(Data about app and page elements)
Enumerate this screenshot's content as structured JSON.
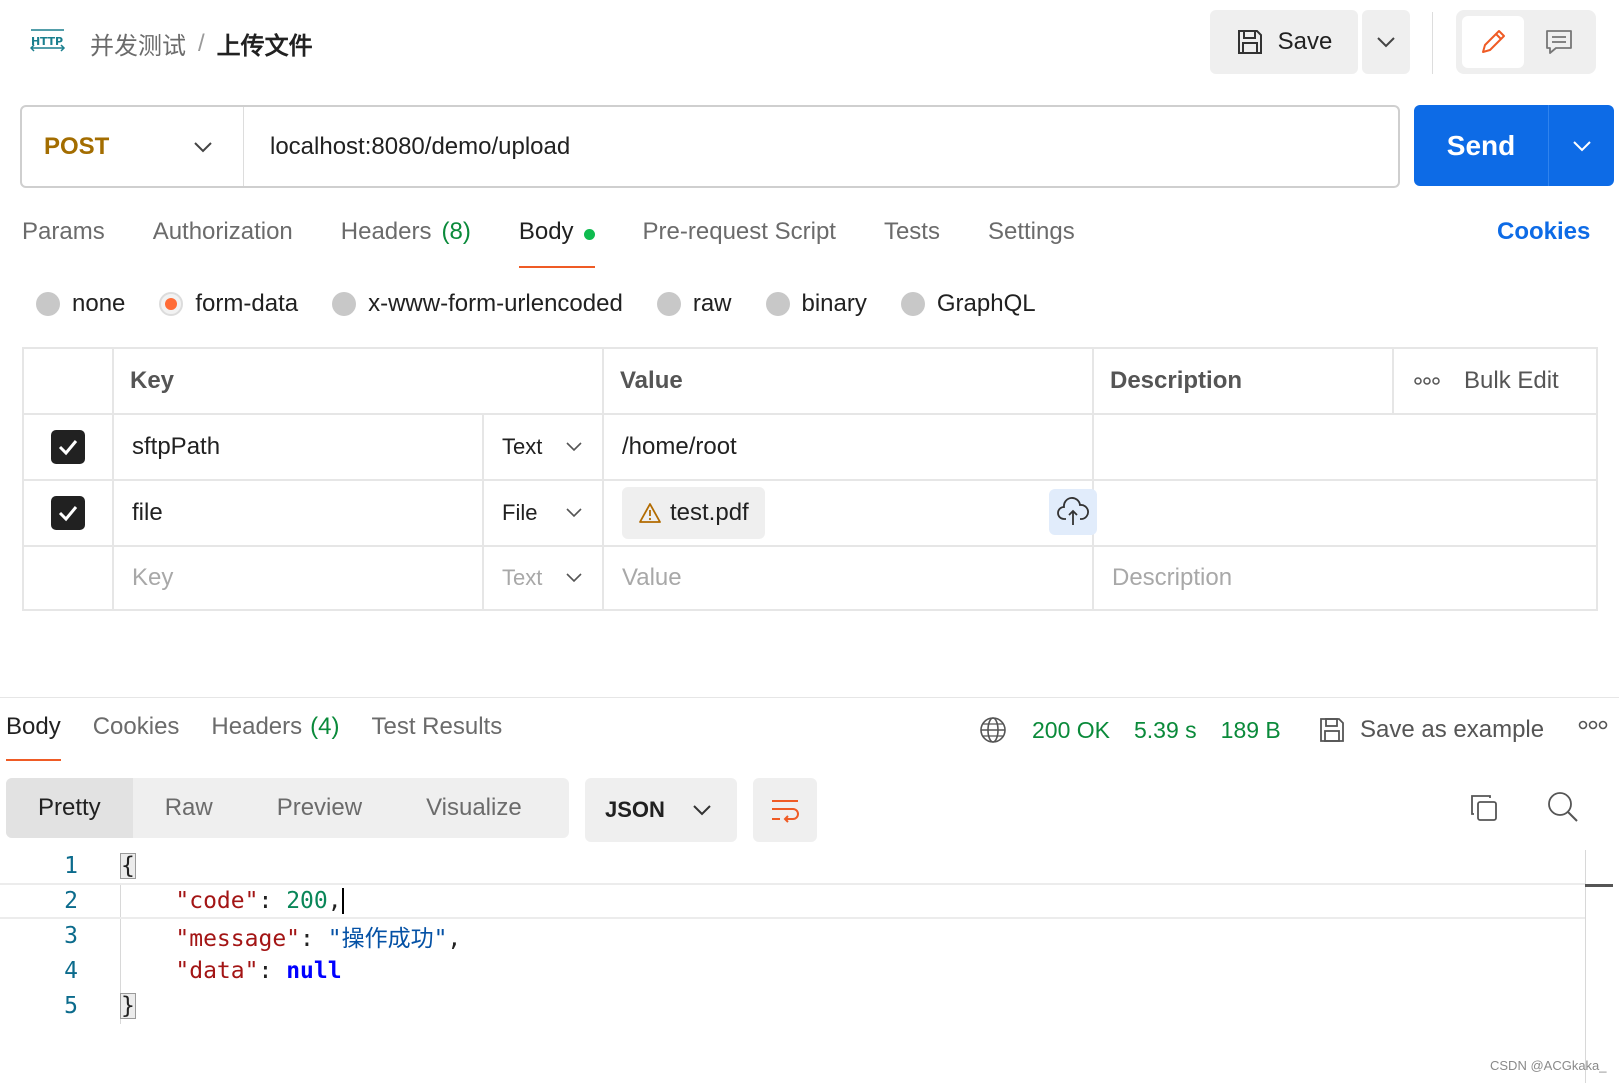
{
  "header": {
    "protocol_icon_label": "HTTP",
    "breadcrumb_parent": "并发测试",
    "breadcrumb_sep": "/",
    "breadcrumb_current": "上传文件",
    "save_label": "Save",
    "icons": [
      "http-icon",
      "save-icon",
      "chevron-down-icon",
      "pencil-icon",
      "comment-icon"
    ]
  },
  "request": {
    "method": "POST",
    "url": "localhost:8080/demo/upload",
    "send_label": "Send",
    "colors": {
      "method": "#a36d00",
      "send": "#0d6be6",
      "accent": "#ef5b25"
    }
  },
  "request_tabs": {
    "params": "Params",
    "authorization": "Authorization",
    "headers": "Headers",
    "headers_count": "(8)",
    "body": "Body",
    "pre_request": "Pre-request Script",
    "tests": "Tests",
    "settings": "Settings",
    "cookies": "Cookies",
    "active": "Body"
  },
  "body_types": {
    "none": "none",
    "form_data": "form-data",
    "urlencoded": "x-www-form-urlencoded",
    "raw": "raw",
    "binary": "binary",
    "graphql": "GraphQL",
    "selected": "form-data"
  },
  "params_table": {
    "headers": {
      "key": "Key",
      "value": "Value",
      "description": "Description",
      "bulk_edit": "Bulk Edit"
    },
    "rows": [
      {
        "checked": true,
        "key": "sftpPath",
        "type": "Text",
        "value": "/home/root",
        "description": ""
      },
      {
        "checked": true,
        "key": "file",
        "type": "File",
        "value": "test.pdf",
        "description": ""
      }
    ],
    "new_row": {
      "key_placeholder": "Key",
      "type": "Text",
      "value_placeholder": "Value",
      "description_placeholder": "Description"
    }
  },
  "response": {
    "tabs": {
      "body": "Body",
      "cookies": "Cookies",
      "headers": "Headers",
      "headers_count": "(4)",
      "test_results": "Test Results",
      "active": "Body"
    },
    "status": "200 OK",
    "time": "5.39 s",
    "size": "189 B",
    "save_example": "Save as example",
    "view_modes": {
      "pretty": "Pretty",
      "raw": "Raw",
      "preview": "Preview",
      "visualize": "Visualize",
      "active": "Pretty"
    },
    "format": "JSON",
    "code": {
      "line_numbers": [
        "1",
        "2",
        "3",
        "4",
        "5"
      ],
      "open_brace": "{",
      "close_brace": "}",
      "key_code": "\"code\"",
      "val_code": "200",
      "key_message": "\"message\"",
      "val_message": "\"操作成功\"",
      "key_data": "\"data\"",
      "val_data": "null",
      "colon": ": ",
      "comma": ","
    }
  },
  "watermark": "CSDN @ACGkaka_"
}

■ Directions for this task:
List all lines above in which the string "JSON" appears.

■ Problem solution:
Enumerate this screenshot's content as structured JSON.
    "format": "JSON",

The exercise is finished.